Well.. let's face it, Microsoft Windows became so popular that Linux's ability to look like Windows Vista or any other operating system on the planet is not enough to draw people into it. As far as Windows users are concerned, any Windows replacement should also run Windows programs... seamlessly.
But all that is about to change -- thanks to Wine, which is a software application that aims to allow Unix-like computer operating systems such as Linux to execute programs that were originally written for Microsoft Windows. Wine has been around since 1993 and is still continuously being developed to support a wider range of Windows applications. Wine can run -- among the applications that it supports -- Microsoft Office, Apple Safari for Windows, multi-media applications such as QuickTime and Windows Media Player, and even games such as Max Payne, World of Warcraft or The SIMS. Almost any other complex application can be made to run well given a bit of time. Each time a work is done to add one application to the list, many other applications benefit from this work and become usable too.
Benefits of Wine:
- Wine makes it possible to take advantage of all the Unix strong points (stability, flexibility, remote administration) while still using the Windows applications you depend on.
- Unix has always made it possible to write powerful scripts.
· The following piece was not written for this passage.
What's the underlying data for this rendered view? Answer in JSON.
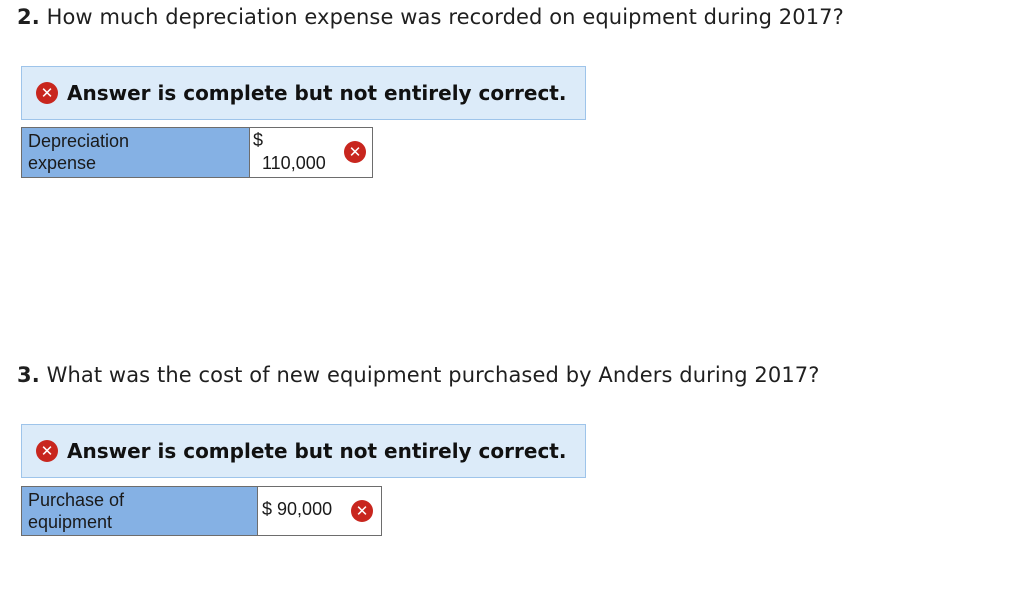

Wine makes it possible to call Windows applications from scripts that can also leverage the Unix environment to its full extent.
- Wine makes it possible to access Windows applications remotely, even if they are a few thousand miles away.
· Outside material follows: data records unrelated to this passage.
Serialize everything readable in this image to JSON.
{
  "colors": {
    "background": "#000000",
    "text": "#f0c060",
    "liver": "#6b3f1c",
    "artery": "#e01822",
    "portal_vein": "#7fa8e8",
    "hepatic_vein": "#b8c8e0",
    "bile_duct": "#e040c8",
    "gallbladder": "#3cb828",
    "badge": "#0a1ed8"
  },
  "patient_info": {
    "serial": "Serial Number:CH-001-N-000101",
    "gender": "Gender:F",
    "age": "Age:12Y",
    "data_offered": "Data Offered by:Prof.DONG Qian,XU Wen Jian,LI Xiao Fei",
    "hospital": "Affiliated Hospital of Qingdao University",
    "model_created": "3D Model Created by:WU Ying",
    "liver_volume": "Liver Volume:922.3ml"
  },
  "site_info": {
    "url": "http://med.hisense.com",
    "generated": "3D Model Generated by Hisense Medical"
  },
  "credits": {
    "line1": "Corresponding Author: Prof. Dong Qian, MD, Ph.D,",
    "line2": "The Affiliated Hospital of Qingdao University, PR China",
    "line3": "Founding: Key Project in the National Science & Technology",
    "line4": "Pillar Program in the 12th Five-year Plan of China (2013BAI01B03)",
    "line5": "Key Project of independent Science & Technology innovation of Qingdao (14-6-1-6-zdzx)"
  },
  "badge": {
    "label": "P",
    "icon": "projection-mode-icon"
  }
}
- Wine makes it economical to use thin clients: simply install Wine on a Linux server, and voila, you can access these Windows applications from any X terminal.
- Wine can also be used to make existing Windows applications available on the Web by using VNC and its Java client.
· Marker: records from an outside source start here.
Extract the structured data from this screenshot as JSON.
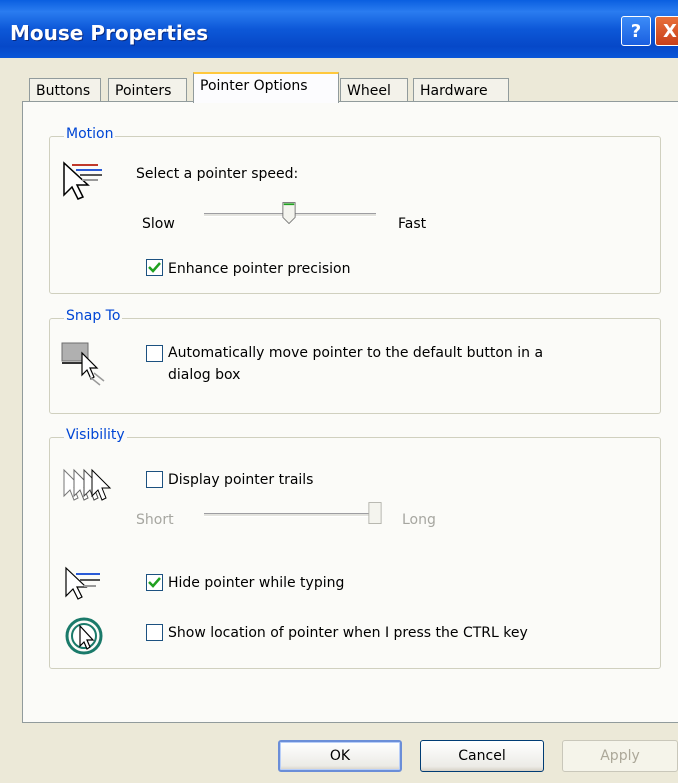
{
  "window": {
    "title": "Mouse Properties",
    "help_label": "?",
    "close_label": "X"
  },
  "tabs": [
    {
      "label": "Buttons"
    },
    {
      "label": "Pointers"
    },
    {
      "label": "Pointer Options",
      "active": true
    },
    {
      "label": "Wheel"
    },
    {
      "label": "Hardware"
    }
  ],
  "motion": {
    "title": "Motion",
    "prompt": "Select a pointer speed:",
    "slow_label": "Slow",
    "fast_label": "Fast",
    "speed_level": 0.5,
    "enhance_label": "Enhance pointer precision",
    "enhance_checked": true
  },
  "snap_to": {
    "title": "Snap To",
    "label_line1": "Automatically move pointer to the default button in a",
    "label_line2": "dialog box",
    "checked": false
  },
  "visibility": {
    "title": "Visibility",
    "trails_label": "Display pointer trails",
    "trails_checked": false,
    "short_label": "Short",
    "long_label": "Long",
    "trail_length": 1.0,
    "hide_label": "Hide pointer while typing",
    "hide_checked": true,
    "show_location_label": "Show location of pointer when I press the CTRL key",
    "show_location_checked": false
  },
  "buttons": {
    "ok": "OK",
    "cancel": "Cancel",
    "apply": "Apply"
  },
  "colors": {
    "accent": "#0046d5",
    "check": "#21a121",
    "titlebar": "#0a56d8"
  }
}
- Wine is Open Source Software, so you can extend it to suit your needs or have one of many companies do it for you.
As of this writing, the latest version of Wine is 0.9.59.